Sort through the data and copy the lines holding the word "time".
──────── Input data
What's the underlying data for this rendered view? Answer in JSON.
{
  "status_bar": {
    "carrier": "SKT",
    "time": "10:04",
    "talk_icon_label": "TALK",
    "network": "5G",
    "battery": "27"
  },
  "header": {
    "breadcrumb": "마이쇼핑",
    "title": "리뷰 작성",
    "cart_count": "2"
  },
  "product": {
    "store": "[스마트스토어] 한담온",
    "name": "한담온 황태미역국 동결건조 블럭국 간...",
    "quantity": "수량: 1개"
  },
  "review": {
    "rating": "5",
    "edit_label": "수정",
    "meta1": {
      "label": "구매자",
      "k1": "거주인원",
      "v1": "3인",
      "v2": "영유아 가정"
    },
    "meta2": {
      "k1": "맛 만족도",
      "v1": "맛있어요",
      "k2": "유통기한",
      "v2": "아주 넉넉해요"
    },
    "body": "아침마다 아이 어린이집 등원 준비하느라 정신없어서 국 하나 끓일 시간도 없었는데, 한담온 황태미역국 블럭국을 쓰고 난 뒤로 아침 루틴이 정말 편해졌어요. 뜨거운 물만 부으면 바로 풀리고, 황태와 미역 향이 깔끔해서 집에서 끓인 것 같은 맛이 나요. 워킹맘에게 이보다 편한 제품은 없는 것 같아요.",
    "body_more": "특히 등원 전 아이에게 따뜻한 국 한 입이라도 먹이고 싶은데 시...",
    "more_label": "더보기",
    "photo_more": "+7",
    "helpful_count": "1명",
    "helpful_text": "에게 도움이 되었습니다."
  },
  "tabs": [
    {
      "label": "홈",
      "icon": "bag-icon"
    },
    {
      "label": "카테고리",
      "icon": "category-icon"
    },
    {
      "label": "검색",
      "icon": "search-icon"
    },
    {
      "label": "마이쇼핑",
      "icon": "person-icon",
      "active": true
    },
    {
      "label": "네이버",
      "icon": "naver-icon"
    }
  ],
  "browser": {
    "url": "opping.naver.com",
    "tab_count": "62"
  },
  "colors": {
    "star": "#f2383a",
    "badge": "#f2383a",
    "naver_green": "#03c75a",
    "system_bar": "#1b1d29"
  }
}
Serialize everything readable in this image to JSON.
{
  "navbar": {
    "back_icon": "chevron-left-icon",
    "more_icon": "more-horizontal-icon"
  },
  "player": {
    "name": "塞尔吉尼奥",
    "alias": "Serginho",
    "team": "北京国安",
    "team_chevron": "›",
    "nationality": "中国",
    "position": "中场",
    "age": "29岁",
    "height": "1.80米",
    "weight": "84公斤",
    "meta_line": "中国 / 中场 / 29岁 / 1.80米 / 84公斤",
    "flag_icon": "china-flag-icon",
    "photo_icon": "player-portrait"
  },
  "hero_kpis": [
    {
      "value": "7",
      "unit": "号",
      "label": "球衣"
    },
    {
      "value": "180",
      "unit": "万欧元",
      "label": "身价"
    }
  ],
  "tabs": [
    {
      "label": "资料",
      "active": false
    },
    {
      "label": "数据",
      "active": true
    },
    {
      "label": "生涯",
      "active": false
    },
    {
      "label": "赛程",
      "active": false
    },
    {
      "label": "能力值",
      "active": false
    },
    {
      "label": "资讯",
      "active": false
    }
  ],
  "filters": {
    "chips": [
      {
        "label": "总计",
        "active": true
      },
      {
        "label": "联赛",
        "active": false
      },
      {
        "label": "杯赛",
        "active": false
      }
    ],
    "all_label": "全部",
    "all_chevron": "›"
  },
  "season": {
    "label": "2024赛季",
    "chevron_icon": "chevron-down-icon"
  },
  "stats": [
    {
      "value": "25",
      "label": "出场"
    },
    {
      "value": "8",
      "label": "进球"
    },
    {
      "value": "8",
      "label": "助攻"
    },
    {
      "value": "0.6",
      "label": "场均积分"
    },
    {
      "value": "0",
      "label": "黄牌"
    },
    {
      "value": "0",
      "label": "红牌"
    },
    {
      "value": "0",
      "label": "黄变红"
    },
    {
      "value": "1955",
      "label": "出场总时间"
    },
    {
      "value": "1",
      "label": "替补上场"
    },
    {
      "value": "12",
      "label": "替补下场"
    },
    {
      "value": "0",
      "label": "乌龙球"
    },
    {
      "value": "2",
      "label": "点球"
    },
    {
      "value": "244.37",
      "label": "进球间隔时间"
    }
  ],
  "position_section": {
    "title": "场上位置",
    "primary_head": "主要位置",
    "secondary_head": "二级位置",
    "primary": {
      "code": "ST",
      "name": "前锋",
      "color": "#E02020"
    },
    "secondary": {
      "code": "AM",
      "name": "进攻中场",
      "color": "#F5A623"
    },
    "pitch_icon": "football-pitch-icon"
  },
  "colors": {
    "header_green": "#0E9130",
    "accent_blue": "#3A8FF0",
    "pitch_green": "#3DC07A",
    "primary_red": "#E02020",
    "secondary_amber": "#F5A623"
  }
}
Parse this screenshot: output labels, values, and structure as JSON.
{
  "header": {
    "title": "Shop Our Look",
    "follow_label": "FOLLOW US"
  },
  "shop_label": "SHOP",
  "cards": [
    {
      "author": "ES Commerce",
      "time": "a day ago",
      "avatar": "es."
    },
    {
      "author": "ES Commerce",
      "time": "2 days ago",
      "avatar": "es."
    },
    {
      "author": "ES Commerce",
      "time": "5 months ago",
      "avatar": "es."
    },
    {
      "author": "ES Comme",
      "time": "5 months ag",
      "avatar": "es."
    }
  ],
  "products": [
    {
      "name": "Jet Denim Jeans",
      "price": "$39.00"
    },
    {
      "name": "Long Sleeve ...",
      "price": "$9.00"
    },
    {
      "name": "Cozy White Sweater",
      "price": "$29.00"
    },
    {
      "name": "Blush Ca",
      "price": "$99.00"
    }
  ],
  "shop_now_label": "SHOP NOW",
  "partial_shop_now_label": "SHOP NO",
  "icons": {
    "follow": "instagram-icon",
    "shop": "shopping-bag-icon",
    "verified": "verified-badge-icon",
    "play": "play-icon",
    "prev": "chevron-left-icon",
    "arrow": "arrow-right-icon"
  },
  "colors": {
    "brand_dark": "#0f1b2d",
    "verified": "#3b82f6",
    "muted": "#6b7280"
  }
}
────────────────
= Task solution =
    "time": "10:04",
      "time": "a day ago",
      "time": "2 days ago",
      "time": "5 months ago",
      "time": "5 months ag",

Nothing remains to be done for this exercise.